Search the listing below for the string "uptime" and show each line that contains it.

→ **Data extracts**
=== Begin Enclosure ===
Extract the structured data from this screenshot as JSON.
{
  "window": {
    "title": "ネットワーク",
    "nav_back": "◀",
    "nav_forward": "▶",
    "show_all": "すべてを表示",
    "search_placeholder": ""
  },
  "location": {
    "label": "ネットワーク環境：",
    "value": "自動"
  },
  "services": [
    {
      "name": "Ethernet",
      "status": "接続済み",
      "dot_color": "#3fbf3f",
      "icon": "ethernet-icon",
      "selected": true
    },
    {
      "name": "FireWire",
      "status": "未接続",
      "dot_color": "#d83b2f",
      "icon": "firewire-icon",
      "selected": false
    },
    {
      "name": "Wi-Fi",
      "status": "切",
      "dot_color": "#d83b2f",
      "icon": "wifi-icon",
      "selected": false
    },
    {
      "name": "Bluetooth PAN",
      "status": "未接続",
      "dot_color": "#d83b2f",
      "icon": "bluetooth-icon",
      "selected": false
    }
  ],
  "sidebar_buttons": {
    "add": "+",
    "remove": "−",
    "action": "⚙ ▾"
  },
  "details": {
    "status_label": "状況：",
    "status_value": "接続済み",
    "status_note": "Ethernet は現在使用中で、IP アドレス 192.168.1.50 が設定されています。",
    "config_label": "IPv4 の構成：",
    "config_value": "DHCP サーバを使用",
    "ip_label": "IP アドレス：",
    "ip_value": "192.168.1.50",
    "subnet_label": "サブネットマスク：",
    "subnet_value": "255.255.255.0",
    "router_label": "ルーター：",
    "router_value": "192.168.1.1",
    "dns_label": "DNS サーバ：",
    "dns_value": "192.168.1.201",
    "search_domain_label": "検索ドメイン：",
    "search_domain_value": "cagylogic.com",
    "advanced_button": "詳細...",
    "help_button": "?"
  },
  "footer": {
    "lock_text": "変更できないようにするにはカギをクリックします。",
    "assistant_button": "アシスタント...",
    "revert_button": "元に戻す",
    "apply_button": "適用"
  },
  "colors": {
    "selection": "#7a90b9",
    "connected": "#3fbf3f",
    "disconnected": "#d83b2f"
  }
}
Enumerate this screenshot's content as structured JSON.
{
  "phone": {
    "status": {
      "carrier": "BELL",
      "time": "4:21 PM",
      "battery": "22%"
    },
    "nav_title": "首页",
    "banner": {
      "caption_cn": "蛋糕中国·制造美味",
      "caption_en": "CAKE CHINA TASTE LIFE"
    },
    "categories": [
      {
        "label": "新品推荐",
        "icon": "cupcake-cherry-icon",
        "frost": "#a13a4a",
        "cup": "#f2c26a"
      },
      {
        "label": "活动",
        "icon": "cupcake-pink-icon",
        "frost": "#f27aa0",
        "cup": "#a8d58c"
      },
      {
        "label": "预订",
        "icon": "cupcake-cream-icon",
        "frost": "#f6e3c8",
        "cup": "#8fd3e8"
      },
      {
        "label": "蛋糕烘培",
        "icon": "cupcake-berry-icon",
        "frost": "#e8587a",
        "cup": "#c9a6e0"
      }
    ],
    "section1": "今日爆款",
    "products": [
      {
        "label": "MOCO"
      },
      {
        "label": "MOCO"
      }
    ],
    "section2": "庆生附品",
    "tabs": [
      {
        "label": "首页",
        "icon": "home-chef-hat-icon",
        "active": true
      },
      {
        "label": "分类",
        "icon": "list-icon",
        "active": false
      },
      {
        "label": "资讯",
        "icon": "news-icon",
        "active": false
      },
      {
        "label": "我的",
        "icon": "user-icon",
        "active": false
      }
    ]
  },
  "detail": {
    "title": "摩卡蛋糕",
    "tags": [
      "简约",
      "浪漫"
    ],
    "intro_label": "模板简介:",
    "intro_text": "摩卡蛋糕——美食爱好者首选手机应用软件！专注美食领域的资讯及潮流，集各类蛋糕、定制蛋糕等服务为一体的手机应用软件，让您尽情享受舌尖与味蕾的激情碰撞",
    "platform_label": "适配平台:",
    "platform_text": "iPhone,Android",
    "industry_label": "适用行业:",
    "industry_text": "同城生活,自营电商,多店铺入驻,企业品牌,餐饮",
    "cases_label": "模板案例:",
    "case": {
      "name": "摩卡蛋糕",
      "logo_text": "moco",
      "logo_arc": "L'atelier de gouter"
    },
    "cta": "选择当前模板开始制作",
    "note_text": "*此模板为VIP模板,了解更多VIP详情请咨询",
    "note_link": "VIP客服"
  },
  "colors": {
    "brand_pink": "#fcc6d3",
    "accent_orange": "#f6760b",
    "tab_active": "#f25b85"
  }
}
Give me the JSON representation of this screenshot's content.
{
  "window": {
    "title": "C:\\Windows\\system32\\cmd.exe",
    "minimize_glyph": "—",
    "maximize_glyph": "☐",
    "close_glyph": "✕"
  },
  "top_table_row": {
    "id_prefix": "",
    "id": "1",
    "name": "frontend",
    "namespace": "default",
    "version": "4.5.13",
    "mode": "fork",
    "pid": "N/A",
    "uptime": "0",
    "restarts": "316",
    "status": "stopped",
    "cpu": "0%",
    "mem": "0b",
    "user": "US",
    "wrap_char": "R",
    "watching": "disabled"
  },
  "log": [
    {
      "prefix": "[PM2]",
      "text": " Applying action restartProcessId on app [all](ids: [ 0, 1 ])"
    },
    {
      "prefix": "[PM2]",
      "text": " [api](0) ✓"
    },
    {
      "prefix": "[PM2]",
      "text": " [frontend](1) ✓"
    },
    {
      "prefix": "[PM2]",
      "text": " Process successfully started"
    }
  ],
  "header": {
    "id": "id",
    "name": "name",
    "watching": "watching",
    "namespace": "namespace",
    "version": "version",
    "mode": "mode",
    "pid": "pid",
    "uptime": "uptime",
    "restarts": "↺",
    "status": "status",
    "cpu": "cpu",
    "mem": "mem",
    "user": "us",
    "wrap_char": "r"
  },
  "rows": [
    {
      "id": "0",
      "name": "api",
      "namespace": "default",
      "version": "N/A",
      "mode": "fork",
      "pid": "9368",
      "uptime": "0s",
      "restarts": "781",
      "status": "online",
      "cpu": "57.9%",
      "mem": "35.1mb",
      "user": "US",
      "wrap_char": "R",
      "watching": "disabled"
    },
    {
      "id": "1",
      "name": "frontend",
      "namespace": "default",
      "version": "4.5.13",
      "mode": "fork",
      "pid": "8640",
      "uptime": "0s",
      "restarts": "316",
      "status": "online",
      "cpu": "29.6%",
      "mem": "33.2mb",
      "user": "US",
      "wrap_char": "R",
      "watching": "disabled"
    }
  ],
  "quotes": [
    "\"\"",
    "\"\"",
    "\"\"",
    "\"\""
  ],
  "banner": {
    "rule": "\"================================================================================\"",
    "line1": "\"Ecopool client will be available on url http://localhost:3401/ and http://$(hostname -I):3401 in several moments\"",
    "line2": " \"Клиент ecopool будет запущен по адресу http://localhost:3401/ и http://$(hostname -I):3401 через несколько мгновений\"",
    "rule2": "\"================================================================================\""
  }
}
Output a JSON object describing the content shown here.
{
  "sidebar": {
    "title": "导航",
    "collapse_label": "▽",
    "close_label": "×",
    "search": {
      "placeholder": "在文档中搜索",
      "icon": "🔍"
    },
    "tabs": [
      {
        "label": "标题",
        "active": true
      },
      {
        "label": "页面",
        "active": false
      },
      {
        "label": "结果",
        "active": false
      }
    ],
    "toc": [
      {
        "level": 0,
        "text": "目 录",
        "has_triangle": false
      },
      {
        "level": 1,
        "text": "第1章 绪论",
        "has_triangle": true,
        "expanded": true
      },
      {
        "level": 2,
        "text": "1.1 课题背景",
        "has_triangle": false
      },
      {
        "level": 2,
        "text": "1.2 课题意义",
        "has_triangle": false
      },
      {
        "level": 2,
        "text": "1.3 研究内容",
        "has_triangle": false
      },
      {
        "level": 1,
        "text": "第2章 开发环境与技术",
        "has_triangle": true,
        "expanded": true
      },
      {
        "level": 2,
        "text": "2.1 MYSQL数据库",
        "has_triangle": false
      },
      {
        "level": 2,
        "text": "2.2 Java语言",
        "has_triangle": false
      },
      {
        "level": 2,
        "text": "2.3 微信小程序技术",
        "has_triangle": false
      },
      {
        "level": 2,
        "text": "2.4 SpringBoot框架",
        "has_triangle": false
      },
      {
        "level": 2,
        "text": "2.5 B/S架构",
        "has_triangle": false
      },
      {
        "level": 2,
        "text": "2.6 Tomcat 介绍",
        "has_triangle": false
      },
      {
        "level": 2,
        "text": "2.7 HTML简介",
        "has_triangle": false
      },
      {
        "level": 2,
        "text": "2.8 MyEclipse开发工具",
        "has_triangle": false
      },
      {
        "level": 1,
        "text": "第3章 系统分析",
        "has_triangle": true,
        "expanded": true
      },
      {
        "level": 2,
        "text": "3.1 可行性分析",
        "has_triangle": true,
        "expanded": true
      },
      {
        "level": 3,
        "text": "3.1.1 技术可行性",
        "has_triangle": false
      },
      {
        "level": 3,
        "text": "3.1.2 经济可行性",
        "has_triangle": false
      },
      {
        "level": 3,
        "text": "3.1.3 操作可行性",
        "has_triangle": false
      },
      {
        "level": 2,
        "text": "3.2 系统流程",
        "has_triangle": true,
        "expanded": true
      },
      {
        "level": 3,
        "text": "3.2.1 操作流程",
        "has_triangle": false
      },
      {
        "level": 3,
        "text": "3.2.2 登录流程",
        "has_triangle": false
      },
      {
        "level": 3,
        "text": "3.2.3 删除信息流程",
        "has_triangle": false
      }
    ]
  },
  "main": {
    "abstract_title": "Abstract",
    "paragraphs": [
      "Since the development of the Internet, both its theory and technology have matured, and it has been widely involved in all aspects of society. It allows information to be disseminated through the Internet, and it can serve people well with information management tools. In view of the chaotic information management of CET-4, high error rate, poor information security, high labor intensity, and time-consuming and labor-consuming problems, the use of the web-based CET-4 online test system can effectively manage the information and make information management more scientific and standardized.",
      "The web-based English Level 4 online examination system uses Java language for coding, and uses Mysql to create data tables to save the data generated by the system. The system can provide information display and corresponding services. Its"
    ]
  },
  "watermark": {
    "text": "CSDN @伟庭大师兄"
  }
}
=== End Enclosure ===
→ **Exercise response**
    "uptime": "0",
    "uptime": "uptime",
      "uptime": "0s",
      "uptime": "0s",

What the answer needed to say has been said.